**EXCERPTED DATA:**

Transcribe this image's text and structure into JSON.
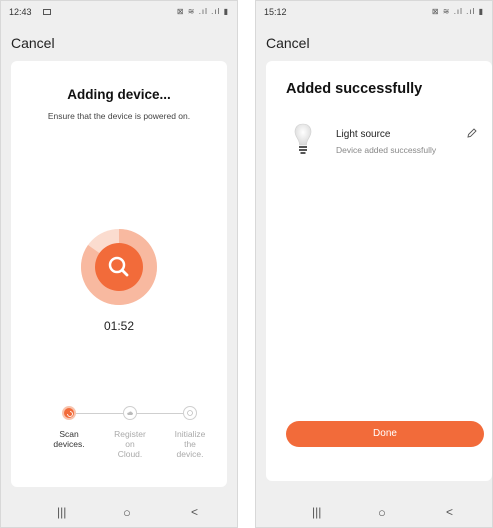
{
  "colors": {
    "accent": "#f26b3a",
    "ring": "#f8c4ae",
    "ring_light": "#fbdccf"
  },
  "left": {
    "status": {
      "time": "12:43",
      "icons": "⊠ ≋ .ıl .ıl ▮"
    },
    "cancel_label": "Cancel",
    "title": "Adding device...",
    "subtitle": "Ensure that the device is powered on.",
    "timer": "01:52",
    "steps": [
      {
        "label": "Scan devices.",
        "icon": "spinner-icon",
        "active": true
      },
      {
        "label": "Register on Cloud.",
        "icon": "cloud-icon",
        "active": false
      },
      {
        "label": "Initialize the device.",
        "icon": "check-circle-icon",
        "active": false
      }
    ],
    "nav": {
      "recents": "|||",
      "home": "○",
      "back": "<"
    }
  },
  "right": {
    "status": {
      "time": "15:12",
      "icons": "⊠ ≋ .ıl .ıl ▮"
    },
    "cancel_label": "Cancel",
    "title": "Added successfully",
    "device": {
      "name": "Light source",
      "status": "Device added successfully",
      "icon": "bulb-icon"
    },
    "done_label": "Done",
    "nav": {
      "recents": "|||",
      "home": "○",
      "back": "<"
    }
  }
}
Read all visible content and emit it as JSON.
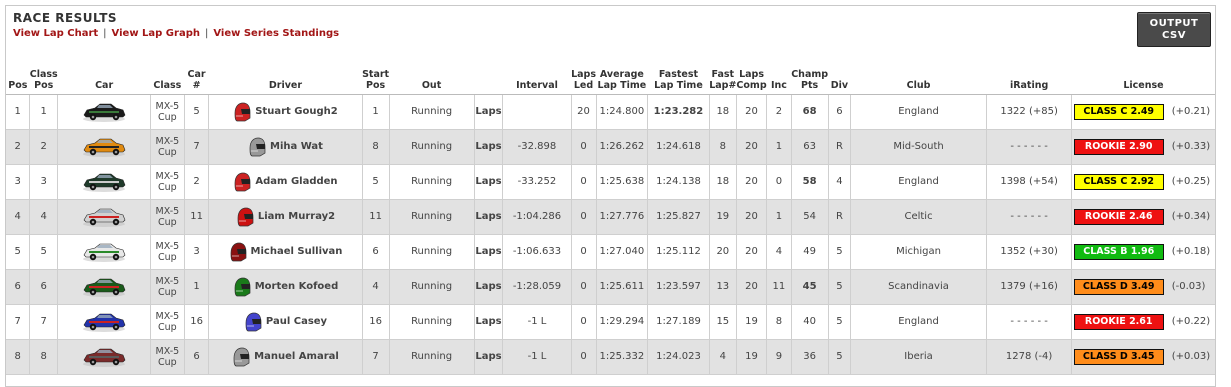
{
  "header": {
    "title": "RACE RESULTS",
    "links": [
      "View Lap Chart",
      "View Lap Graph",
      "View Series Standings"
    ],
    "csv_line1": "OUTPUT",
    "csv_line2": "CSV"
  },
  "columns": {
    "pos": "Pos",
    "class_pos": [
      "Class",
      "Pos"
    ],
    "car": "Car",
    "class": "Class",
    "car_num": "Car #",
    "driver": "Driver",
    "start_pos": [
      "Start",
      "Pos"
    ],
    "out": "Out",
    "interval": "Interval",
    "laps_led": [
      "Laps",
      "Led"
    ],
    "avg_lap": [
      "Average",
      "Lap Time"
    ],
    "fast_lap": [
      "Fastest",
      "Lap Time"
    ],
    "fast_lap_num": [
      "Fast",
      "Lap#"
    ],
    "laps_comp": [
      "Laps",
      "Comp"
    ],
    "inc": "Inc",
    "champ_pts": [
      "Champ",
      "Pts"
    ],
    "div": "Div",
    "club": "Club",
    "irating": "iRating",
    "license": "License"
  },
  "rows": [
    {
      "pos": "1",
      "class_pos": "1",
      "class": [
        "MX-5",
        "Cup"
      ],
      "car_num": "5",
      "driver": "Stuart Gough2",
      "start": "1",
      "out": "Running",
      "laps_link": "Laps",
      "interval": "",
      "laps_led": "20",
      "avg": "1:24.800",
      "fast": "1:23.282",
      "fast_num": "18",
      "comp": "20",
      "inc": "2",
      "pts": "68",
      "div": "6",
      "club": "England",
      "irating": "1322 (+85)",
      "license": "CLASS C 2.49",
      "license_color": "#ffff00",
      "license_text_color": "#000000",
      "lic_delta": "(+0.21)",
      "car_color": "#1a1a1a",
      "car_accent": "#3a7a3a",
      "helmet_color": "#cc2222",
      "fast_red": true,
      "pts_red": true
    },
    {
      "pos": "2",
      "class_pos": "2",
      "class": [
        "MX-5",
        "Cup"
      ],
      "car_num": "7",
      "driver": "Miha Wat",
      "start": "8",
      "out": "Running",
      "laps_link": "Laps",
      "interval": "-32.898",
      "laps_led": "0",
      "avg": "1:26.262",
      "fast": "1:24.618",
      "fast_num": "8",
      "comp": "20",
      "inc": "1",
      "pts": "63",
      "div": "R",
      "club": "Mid-South",
      "irating": "- - - - - -",
      "license": "ROOKIE 2.90",
      "license_color": "#ee1111",
      "license_text_color": "#ffffff",
      "lic_delta": "(+0.33)",
      "car_color": "#e08a10",
      "car_accent": "#222222",
      "helmet_color": "#999999",
      "fast_red": false,
      "pts_red": false
    },
    {
      "pos": "3",
      "class_pos": "3",
      "class": [
        "MX-5",
        "Cup"
      ],
      "car_num": "2",
      "driver": "Adam Gladden",
      "start": "5",
      "out": "Running",
      "laps_link": "Laps",
      "interval": "-33.252",
      "laps_led": "0",
      "avg": "1:25.638",
      "fast": "1:24.138",
      "fast_num": "18",
      "comp": "20",
      "inc": "0",
      "pts": "58",
      "div": "4",
      "club": "England",
      "irating": "1398 (+54)",
      "license": "CLASS C 2.92",
      "license_color": "#ffff00",
      "license_text_color": "#000000",
      "lic_delta": "(+0.25)",
      "car_color": "#1f3a2a",
      "car_accent": "#cccccc",
      "helmet_color": "#cc2222",
      "fast_red": false,
      "pts_red": true
    },
    {
      "pos": "4",
      "class_pos": "4",
      "class": [
        "MX-5",
        "Cup"
      ],
      "car_num": "11",
      "driver": "Liam Murray2",
      "start": "11",
      "out": "Running",
      "laps_link": "Laps",
      "interval": "-1:04.286",
      "laps_led": "0",
      "avg": "1:27.776",
      "fast": "1:25.827",
      "fast_num": "19",
      "comp": "20",
      "inc": "1",
      "pts": "54",
      "div": "R",
      "club": "Celtic",
      "irating": "- - - - - -",
      "license": "ROOKIE 2.46",
      "license_color": "#ee1111",
      "license_text_color": "#ffffff",
      "lic_delta": "(+0.34)",
      "car_color": "#d0d0d0",
      "car_accent": "#cc2222",
      "helmet_color": "#cc1111",
      "fast_red": false,
      "pts_red": false
    },
    {
      "pos": "5",
      "class_pos": "5",
      "class": [
        "MX-5",
        "Cup"
      ],
      "car_num": "3",
      "driver": "Michael Sullivan",
      "start": "6",
      "out": "Running",
      "laps_link": "Laps",
      "interval": "-1:06.633",
      "laps_led": "0",
      "avg": "1:27.040",
      "fast": "1:25.112",
      "fast_num": "20",
      "comp": "20",
      "inc": "4",
      "pts": "49",
      "div": "5",
      "club": "Michigan",
      "irating": "1352 (+30)",
      "license": "CLASS B 1.96",
      "license_color": "#11bb11",
      "license_text_color": "#ffffff",
      "lic_delta": "(+0.18)",
      "car_color": "#e8e8e8",
      "car_accent": "#2a8a2a",
      "helmet_color": "#8a1111",
      "fast_red": false,
      "pts_red": false
    },
    {
      "pos": "6",
      "class_pos": "6",
      "class": [
        "MX-5",
        "Cup"
      ],
      "car_num": "1",
      "driver": "Morten Kofoed",
      "start": "4",
      "out": "Running",
      "laps_link": "Laps",
      "interval": "-1:28.059",
      "laps_led": "0",
      "avg": "1:25.611",
      "fast": "1:23.597",
      "fast_num": "13",
      "comp": "20",
      "inc": "11",
      "pts": "45",
      "div": "5",
      "club": "Scandinavia",
      "irating": "1379 (+16)",
      "license": "CLASS D 3.49",
      "license_color": "#ff8c1a",
      "license_text_color": "#000000",
      "lic_delta": "(-0.03)",
      "car_color": "#1a5a1a",
      "car_accent": "#cc2222",
      "helmet_color": "#1a7a1a",
      "fast_red": false,
      "pts_red": true
    },
    {
      "pos": "7",
      "class_pos": "7",
      "class": [
        "MX-5",
        "Cup"
      ],
      "car_num": "16",
      "driver": "Paul Casey",
      "start": "16",
      "out": "Running",
      "laps_link": "Laps",
      "interval": "-1 L",
      "laps_led": "0",
      "avg": "1:29.294",
      "fast": "1:27.189",
      "fast_num": "15",
      "comp": "19",
      "inc": "8",
      "pts": "40",
      "div": "5",
      "club": "England",
      "irating": "- - - - - -",
      "license": "ROOKIE 2.61",
      "license_color": "#ee1111",
      "license_text_color": "#ffffff",
      "lic_delta": "(+0.22)",
      "car_color": "#2233aa",
      "car_accent": "#cc2222",
      "helmet_color": "#4444cc",
      "fast_red": false,
      "pts_red": false
    },
    {
      "pos": "8",
      "class_pos": "8",
      "class": [
        "MX-5",
        "Cup"
      ],
      "car_num": "6",
      "driver": "Manuel Amaral",
      "start": "7",
      "out": "Running",
      "laps_link": "Laps",
      "interval": "-1 L",
      "laps_led": "0",
      "avg": "1:25.332",
      "fast": "1:24.023",
      "fast_num": "4",
      "comp": "19",
      "inc": "9",
      "pts": "36",
      "div": "5",
      "club": "Iberia",
      "irating": "1278 (-4)",
      "license": "CLASS D 3.45",
      "license_color": "#ff8c1a",
      "license_text_color": "#000000",
      "lic_delta": "(+0.03)",
      "car_color": "#7a2a2a",
      "car_accent": "#5a5a5a",
      "helmet_color": "#999999",
      "fast_red": false,
      "pts_red": false
    }
  ]
}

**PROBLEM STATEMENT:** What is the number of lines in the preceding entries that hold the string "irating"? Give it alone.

**PROBLEM SOLUTION:** 9